Three European regulators have warned investors about the risks associated with dealing with virtual currencies, saying they are unsuitable “for most purposes, including investment and retirement planning”. What does this mean? The European Securities and Markets Authority, the European Banking Authority and the European Insurance and Occupational Pensions Authority have joined together to express their concern over the fact that an increasing number of consumers are buying virtual currencies without being aware of the “high risk” of losing their money. “The [virtual currencies] currently available are a digital representation of

Posted in Data Protection & Privacy Photo of Winston Maxwell

European Commission and Article 29 Working Party Urge Respect for International Law in Data Cases

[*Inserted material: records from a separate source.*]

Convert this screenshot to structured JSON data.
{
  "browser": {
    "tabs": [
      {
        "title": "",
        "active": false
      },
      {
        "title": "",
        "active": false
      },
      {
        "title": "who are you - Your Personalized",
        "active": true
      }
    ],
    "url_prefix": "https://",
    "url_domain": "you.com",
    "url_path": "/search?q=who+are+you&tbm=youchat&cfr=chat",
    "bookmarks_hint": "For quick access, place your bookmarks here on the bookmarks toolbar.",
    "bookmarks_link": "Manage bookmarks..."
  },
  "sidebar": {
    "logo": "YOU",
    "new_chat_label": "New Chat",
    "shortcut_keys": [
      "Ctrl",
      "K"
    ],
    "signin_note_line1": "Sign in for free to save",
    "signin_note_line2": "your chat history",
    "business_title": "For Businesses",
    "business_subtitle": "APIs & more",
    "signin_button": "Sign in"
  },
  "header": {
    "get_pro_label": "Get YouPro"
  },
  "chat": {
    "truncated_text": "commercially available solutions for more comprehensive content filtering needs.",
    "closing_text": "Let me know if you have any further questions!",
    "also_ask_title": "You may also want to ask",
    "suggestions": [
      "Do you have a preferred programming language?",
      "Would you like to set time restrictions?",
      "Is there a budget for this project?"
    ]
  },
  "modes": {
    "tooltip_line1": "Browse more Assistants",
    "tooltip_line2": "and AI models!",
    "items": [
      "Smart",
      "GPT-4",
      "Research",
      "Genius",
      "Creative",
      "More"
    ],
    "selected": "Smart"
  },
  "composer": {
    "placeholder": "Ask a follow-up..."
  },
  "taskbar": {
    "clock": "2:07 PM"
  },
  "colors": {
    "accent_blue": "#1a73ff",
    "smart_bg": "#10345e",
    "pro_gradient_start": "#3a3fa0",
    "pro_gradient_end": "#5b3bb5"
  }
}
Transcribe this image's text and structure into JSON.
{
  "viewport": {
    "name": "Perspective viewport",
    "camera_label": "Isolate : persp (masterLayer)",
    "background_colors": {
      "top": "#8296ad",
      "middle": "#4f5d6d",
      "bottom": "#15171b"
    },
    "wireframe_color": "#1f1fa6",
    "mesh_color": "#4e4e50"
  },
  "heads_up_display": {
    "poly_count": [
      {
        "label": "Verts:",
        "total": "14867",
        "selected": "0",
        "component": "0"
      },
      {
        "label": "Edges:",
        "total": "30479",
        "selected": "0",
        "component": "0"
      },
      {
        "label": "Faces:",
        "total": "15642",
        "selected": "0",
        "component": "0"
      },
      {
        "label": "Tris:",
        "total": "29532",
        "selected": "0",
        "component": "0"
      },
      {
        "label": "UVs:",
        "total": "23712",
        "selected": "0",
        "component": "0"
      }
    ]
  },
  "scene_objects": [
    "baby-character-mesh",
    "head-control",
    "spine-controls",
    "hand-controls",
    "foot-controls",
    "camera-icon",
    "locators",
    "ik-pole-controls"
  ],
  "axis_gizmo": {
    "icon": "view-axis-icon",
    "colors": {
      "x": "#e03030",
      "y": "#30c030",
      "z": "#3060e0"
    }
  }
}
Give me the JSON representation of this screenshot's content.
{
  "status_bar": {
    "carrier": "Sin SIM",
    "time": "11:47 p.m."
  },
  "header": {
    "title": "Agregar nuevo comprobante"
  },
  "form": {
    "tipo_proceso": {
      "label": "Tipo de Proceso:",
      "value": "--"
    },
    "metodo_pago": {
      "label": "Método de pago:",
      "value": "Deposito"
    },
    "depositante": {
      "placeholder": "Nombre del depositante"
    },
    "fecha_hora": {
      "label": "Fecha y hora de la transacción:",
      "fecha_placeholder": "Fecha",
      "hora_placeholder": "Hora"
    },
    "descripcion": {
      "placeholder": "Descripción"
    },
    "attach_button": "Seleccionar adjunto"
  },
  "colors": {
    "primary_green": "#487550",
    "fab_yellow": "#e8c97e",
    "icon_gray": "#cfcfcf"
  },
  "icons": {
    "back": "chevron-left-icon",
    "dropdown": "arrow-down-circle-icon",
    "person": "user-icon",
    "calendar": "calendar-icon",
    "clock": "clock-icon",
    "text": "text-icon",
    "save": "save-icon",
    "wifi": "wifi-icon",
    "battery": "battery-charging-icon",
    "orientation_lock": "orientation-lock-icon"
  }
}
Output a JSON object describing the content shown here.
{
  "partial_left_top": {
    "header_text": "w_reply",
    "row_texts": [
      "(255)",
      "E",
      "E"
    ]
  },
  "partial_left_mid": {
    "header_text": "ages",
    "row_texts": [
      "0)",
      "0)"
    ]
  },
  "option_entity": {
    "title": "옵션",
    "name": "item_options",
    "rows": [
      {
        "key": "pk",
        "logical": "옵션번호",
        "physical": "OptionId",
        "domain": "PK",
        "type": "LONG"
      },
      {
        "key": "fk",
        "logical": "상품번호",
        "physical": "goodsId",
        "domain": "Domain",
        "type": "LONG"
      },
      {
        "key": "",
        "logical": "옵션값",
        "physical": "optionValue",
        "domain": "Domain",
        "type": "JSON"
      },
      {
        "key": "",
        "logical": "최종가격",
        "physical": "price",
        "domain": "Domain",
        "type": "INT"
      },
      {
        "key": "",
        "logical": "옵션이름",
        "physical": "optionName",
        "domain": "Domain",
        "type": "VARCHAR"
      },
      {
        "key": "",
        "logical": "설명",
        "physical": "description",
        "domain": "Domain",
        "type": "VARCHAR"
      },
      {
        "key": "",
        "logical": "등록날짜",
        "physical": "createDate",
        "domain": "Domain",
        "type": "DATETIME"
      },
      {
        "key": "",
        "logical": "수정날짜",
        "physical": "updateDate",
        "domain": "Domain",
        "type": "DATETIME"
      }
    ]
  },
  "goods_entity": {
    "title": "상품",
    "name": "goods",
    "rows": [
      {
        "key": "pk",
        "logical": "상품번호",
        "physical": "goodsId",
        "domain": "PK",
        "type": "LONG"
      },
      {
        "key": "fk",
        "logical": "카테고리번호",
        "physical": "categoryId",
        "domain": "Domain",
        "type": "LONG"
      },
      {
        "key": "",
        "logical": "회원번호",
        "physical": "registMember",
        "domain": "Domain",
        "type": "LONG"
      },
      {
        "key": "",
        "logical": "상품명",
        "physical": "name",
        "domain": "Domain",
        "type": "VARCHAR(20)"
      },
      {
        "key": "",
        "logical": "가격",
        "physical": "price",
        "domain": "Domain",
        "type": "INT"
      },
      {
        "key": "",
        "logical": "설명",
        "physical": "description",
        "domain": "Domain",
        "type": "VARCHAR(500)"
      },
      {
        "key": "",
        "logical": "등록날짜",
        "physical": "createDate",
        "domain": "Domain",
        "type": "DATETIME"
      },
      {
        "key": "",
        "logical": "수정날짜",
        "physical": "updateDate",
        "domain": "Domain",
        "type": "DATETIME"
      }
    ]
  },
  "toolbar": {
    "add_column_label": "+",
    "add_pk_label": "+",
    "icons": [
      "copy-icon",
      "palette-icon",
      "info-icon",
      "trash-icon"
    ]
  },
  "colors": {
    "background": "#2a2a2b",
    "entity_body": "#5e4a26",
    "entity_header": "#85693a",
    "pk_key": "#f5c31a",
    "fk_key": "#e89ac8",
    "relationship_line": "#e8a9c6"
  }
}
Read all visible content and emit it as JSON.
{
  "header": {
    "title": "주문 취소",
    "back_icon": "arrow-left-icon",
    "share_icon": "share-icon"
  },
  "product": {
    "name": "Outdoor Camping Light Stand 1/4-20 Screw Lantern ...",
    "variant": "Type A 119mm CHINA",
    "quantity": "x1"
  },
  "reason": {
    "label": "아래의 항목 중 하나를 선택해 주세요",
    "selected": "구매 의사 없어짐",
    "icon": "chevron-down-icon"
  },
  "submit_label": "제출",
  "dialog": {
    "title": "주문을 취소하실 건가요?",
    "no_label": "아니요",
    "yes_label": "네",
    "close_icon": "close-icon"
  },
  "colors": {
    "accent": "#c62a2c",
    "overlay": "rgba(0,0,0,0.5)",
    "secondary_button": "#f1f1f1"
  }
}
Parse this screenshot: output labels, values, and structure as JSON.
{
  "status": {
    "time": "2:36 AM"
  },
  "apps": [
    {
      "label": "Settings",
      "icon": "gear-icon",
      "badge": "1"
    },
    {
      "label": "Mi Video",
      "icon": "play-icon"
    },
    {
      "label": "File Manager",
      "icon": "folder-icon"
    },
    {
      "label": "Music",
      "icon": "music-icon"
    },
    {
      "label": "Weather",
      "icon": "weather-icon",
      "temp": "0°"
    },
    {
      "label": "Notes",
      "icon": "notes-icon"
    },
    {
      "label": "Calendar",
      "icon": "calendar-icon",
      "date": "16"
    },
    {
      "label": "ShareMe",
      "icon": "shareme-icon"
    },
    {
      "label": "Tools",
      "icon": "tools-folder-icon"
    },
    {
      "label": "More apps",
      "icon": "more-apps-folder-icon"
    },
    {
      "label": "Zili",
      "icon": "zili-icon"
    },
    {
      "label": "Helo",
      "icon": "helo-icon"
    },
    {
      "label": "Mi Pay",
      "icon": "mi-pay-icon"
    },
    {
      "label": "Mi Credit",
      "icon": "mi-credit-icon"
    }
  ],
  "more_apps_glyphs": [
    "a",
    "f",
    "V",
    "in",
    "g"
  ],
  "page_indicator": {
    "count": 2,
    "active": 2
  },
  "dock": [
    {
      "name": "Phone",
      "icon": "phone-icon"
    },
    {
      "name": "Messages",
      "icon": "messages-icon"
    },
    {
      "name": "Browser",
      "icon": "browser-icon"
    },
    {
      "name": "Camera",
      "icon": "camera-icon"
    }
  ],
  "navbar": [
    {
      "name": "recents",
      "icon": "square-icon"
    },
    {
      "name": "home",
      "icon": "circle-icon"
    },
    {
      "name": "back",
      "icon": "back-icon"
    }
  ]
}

Territoriality will continue to be one of the most vexing problems for data regulation in 2018.  One aspect of this debate relates to whether a U.S. judge can compel the disclosure of personal data located in Europe without using international treaty mechanisms.  This issue is currently being considered by the United States Supreme Court in the case United States v. Microsoft.  The case involves the question of whether a U.S. statute relating to search warrants can be interpreted as extending to a search for data located outside the United States;

Posted in Digital Single Market (EU) Photo of Falk SchoeningPhoto of Winston MaxwellPhoto of Peter WattsPhoto of Marco Berliri

Tomorrow’s landscape for digital business – The Digital Single Market becomes real!

DSM – What is it about? In 2018, we will see new EU legislation being widely implemented as part of the EU Commission’s Digital Single Market (DSM) Strategy. The amendments to the current legal framework are far reaching and will potentially be game changing. Some of the key areas to be affected will be:   — Unjustified geo-blocking — Copyright law — Audio-visual media services (AVMS) — Internet broadcasting — Free flow of data / Cloud Services — VAT regulation for online trade — Platform liability — Electronic Communications Code —

Posted in Data Protection & Privacy Photo of Winston Maxwell

DSM Watch: Stakes high for IoT industry in European ePrivacy debate

Following the European Commission and European Parliament’s proposed versions of the EU Regulation on Privacy and Electronic Communications (the ePR), we are now waiting for the Council of the European Union to agree their position before discussions between the three bodies can begin. A discussion paper from the Bulgarian Presidency of the Council dated 11 January 2018 (the Paper) shows that the Council is still considering multiple options in relation to several critical issues. In particular: The Commission’s draft of the ePR clarified that communications between machines (M2M communications) are

Posted in e-commerce Photo of Peter WattsPhoto of Oliver Wilson

EU ends unjustified geoblocking

What has happened? The European Union will end unjustified geoblocking for consumers wishing to buy products or services online within the EU before the end of next year. What does this mean? The European Parliament, the Council and the Commission have reached an agreement whereby consumers will be able to buy goods and services online from any EU country. The EU expects that the new rules will boost e-commerce for the benefit of consumers and businesses. In effect, people in the EU will now be able to buy products online,